    4. Thread A writes the new value (1)
    5. Thread B increments the value (0 => 1)
    6. Thread B writes the new value (1)

    Instead of 2 (expected after 2 increments) the counter will have a value of 1.

  16. Repeat the same steps for the TestAtomicInteger test: 12-disasmatomicThe disassembly window shows that the “++” operator was expanded to a load-link/store-conditional instructions. These instructions check if any other core has modified the same value between the load and store operations. If a modification is detected, the store is aborted and the entire increment operation is repeated until it runs without any other core interfering.
  17. Now we will show how to use CppUTest to detect memory leaks. Add the following test to your source file:

    This test creates an instance of the Child class and deletes it using the pointer to the Base class. As the Base class does not declare a virtual destructor, the code deleting it has no way of detecting that it’s actually deleting an instance of Child and that it should call the destructor of m_String.
  18. Run the new test. CppUTest will report a memory leak:13-leak
  19. Add a virtual destructor to the Base class, build the project and ensure that the test no longer fails:15-noleak
  20. Finally we will show how to use CppUTest to detect leaks related to the malloc() and free() functions. Normally it won’t catch those leaks, so the following basic test will succeed despite causing a memory leak:

    16-malloc1To fix that, insert the following line before any calls to malloc() and free():

  21. Now the leak will be detected properly:17-malloc2
  22. You can tell CppUTest to ignore the leak in this test by inserting the following line:

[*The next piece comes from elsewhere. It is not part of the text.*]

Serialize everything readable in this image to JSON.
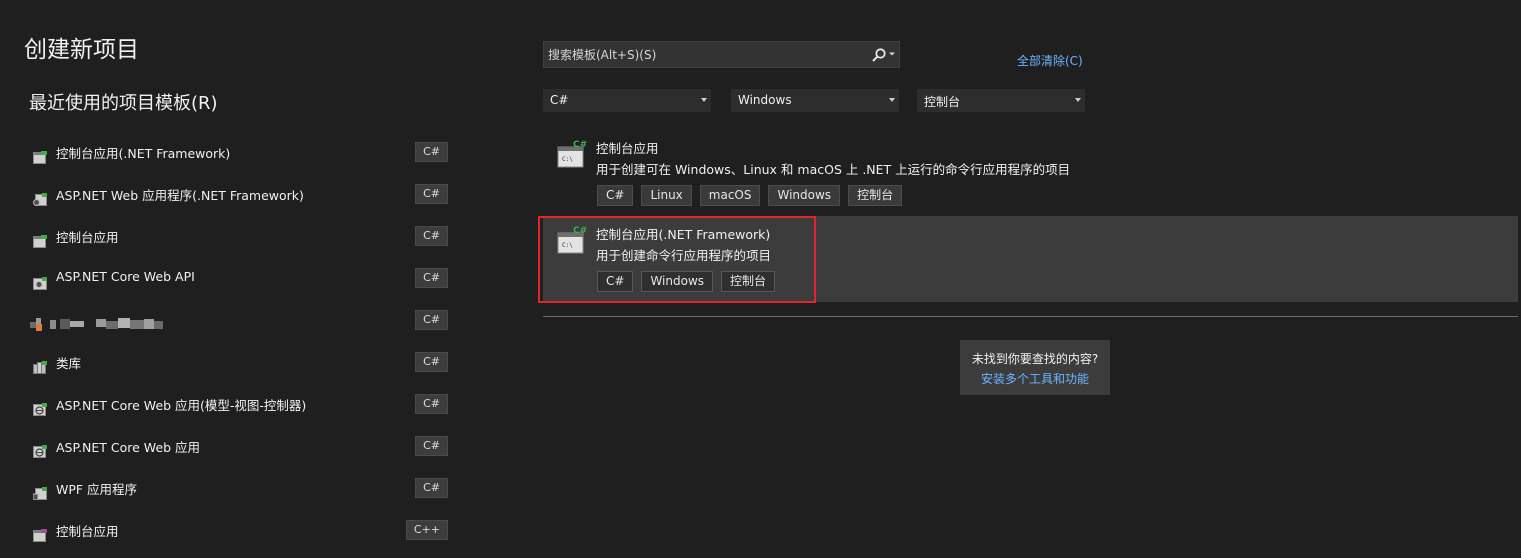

    The leak will be still reported, but it will not cause the test to fail:18-leakokYou can use VisualGDB to create unit tests for Linux, Android and Embedded projects. It supports CppUTest and GoogleTest frameworks out-of-the-box and provides a separate TinyEmbeddedTest framework optimized for small embedded devices.